Molly Worthen offers a nice defence of the value of lectures in the NYT. Yet I have two problems with it: a. I am not totally convinced that this is a humanities vs "hard" science. Yes, lectures makes more sense in humanities but the lack of attention is a problem everywhere. b. What she never really demonstrate is that students are actually paying attention in the lecture. Moreover, as this useful set of videos show, the problem is that great students will truly benefit from lectures but many others accustomed to surface learning will not. c. Presenting lectures vs gadgets as a trade off does not make much sense. There is obviously space for lectures in the classroom but there is also room for all kinds of activities that may or may not involve computers.

Sunday, October 18, 2015

Horizontes: Latin American Centre Newsletter

The last issue was published some time ago and can be found here. It has a nice summary of the experience of key academics who were members of the LAC. It is quite funny!

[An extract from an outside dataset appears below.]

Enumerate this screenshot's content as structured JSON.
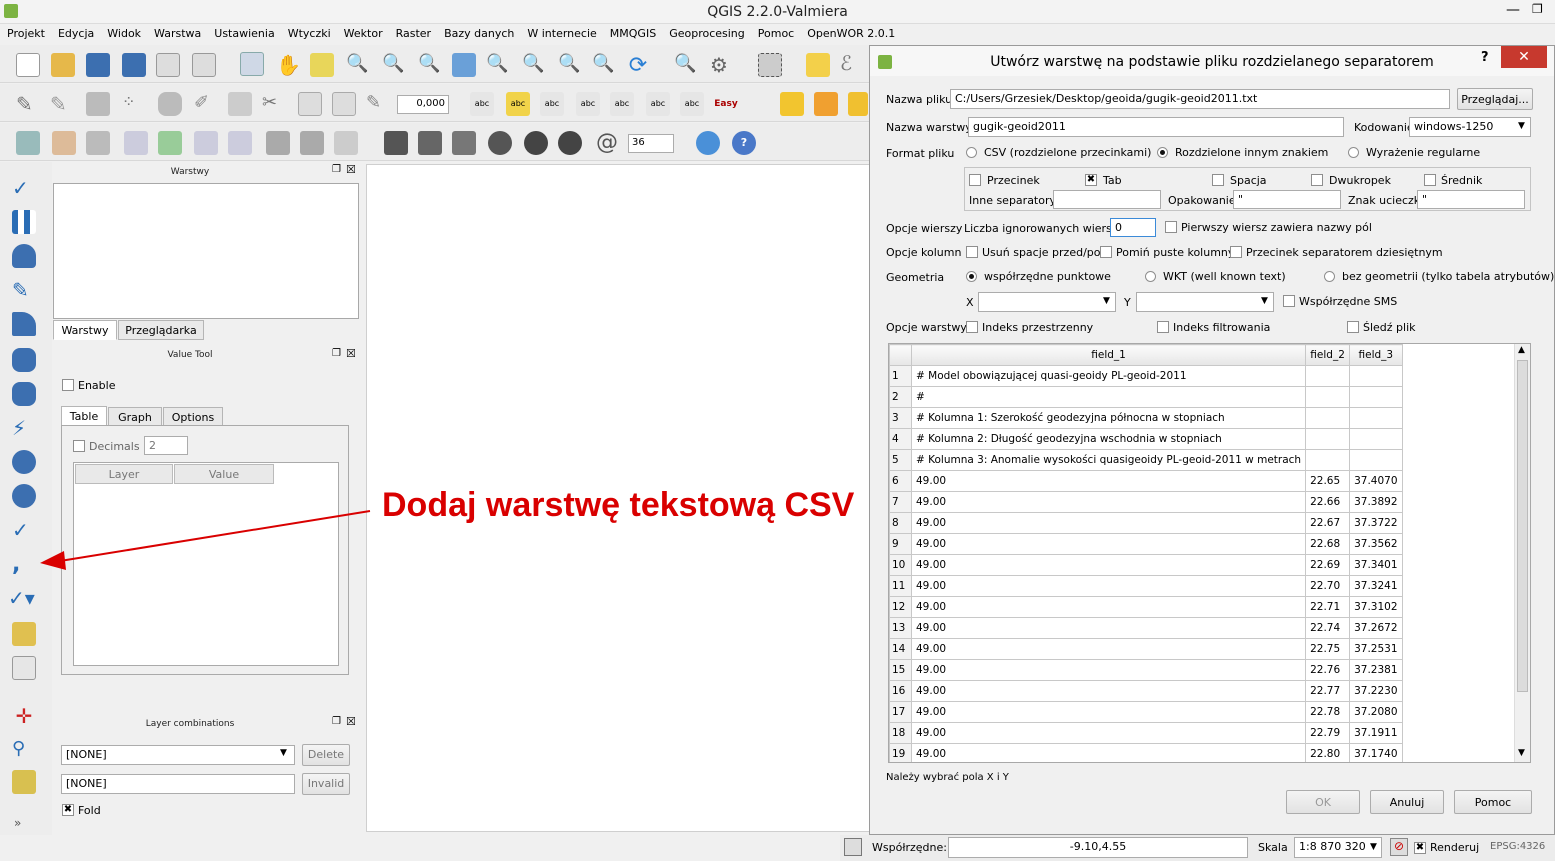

Call for papers

Here a call for papers for a special section in the Revista de Economia Mundial /World Economic Journal that I am co-editing. We are looking for short (5,000 words) contributions on income inequality in Latin America both historically and contemporarily. Send us your contribution or, if you have any questions, email me.

Role of fathers in transforming families

Let me return to my blogs one more academic year with a topic that is far from my research on Latin America. In recent feminist discussions on how to transform society in a women-friendly way, men are mentioned but occupy a background role. In Lean In, Sheryl Sandberg , highlights the need to have supporting partners... but nothing else. This is rather disappointing because without more men actively demanding change, things are going to move slower than many of us would love. Now we have an interesting contribution from Andrew Moravcsik, Anne-Marie Slaughter's husband, in the Atlantic. He rightly highlights the need to have committed fathers if women are going to be successful in the labor force. Implicitly, he also shows the need to recognise the value of fatherhood and praise it. Many of the problems he discusses and the need to have a "lead parent" can resonate with many others in different circumstances. Nevertheless, like Sandberg and like Slaughter, his class-bias is obvious and limits the usefulness of the analysis. How many husbands have a wife who is Dean or NGO president? How many are full professors but still playing the role of lead father? Of course, having really successful women of the type Moravcsik is discussing is important. Yet most other families are in a different situation: some will have parents struggling to make ends meet. Others will be made of professionals with busy but workable lives. Do we need a lead parent in all those cases? Or is the big question there how do you negotiate so that both parents can lead? And is the real challenge to increase the number of Deans or to simply shift the distribution of effort in the household in all cases?

Friday, August 7, 2015

Central America's supposed bad performance

I am currently working with Juliana Martínez and Salvador Martí on a project for CEPAL on social policy in El Salvador, Guatemala and Nicaragua. I just calculated growth rates for the last 25 years and was surprised once again by one fact: Central America has not performed any worse than the rest of Latin America. Of course, this is still disappointing as this means that two of the countries have not been able to catch up with the regional average. Nevertheless, I think the idea (which I have also written about) that the last few years were much better for commodity exporters than for the rest may not be totally warranted. Just a thought based on this table: Annual average rate of growth. GDP per capita (dollars 2005), 1990-2014